## Given records
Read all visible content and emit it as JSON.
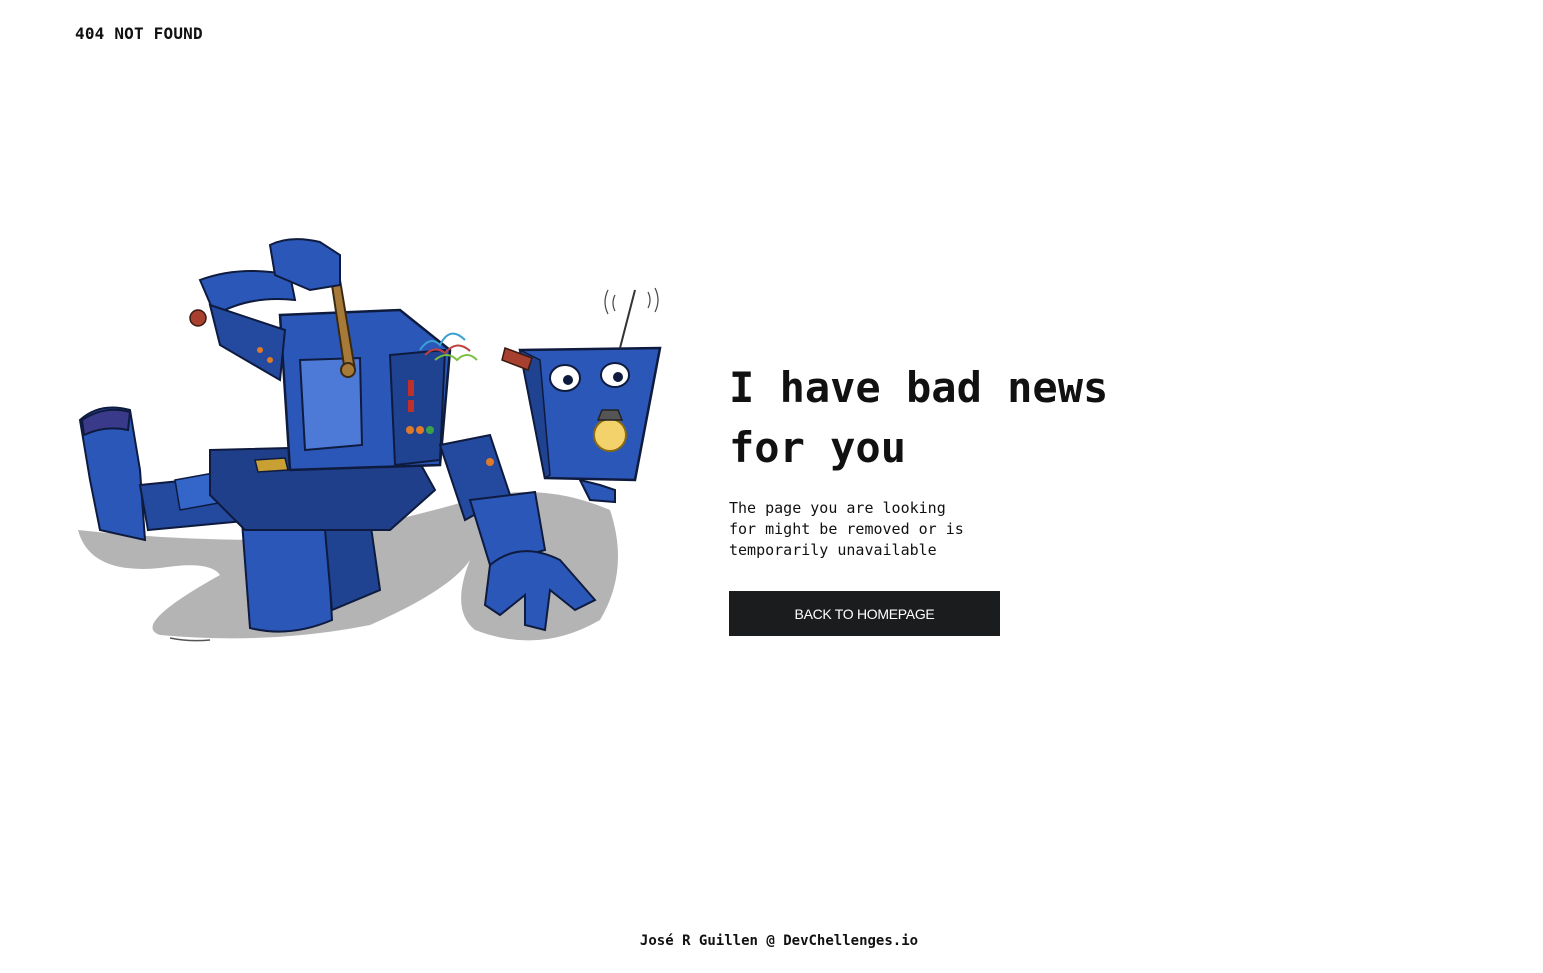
{
  "header": {
    "brand": "404 NOT FOUND"
  },
  "main": {
    "headline": "I have bad news for you",
    "description": "The page you are looking for might be removed or is temporarily unavailable",
    "button_label": "BACK TO HOMEPAGE"
  },
  "illustration": {
    "icon": "broken-robot-illustration"
  },
  "footer": {
    "credit": "José R Guillen @ DevChellenges.io"
  },
  "colors": {
    "robot_blue": "#2b58b8",
    "robot_dark": "#152a63",
    "button_bg": "#1b1c1e",
    "shadow": "#b3b3b3"
  }
}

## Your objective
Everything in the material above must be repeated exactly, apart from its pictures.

## Solved exercise
Read all visible content and emit it as JSON.
{
  "header": {
    "brand": "404 NOT FOUND"
  },
  "main": {
    "headline": "I have bad news for you",
    "description": "The page you are looking for might be removed or is temporarily unavailable",
    "button_label": "BACK TO HOMEPAGE"
  },
  "illustration": {
    "icon": "broken-robot-illustration"
  },
  "footer": {
    "credit": "José R Guillen @ DevChellenges.io"
  },
  "colors": {
    "robot_blue": "#2b58b8",
    "robot_dark": "#152a63",
    "button_bg": "#1b1c1e",
    "shadow": "#b3b3b3"
  }
}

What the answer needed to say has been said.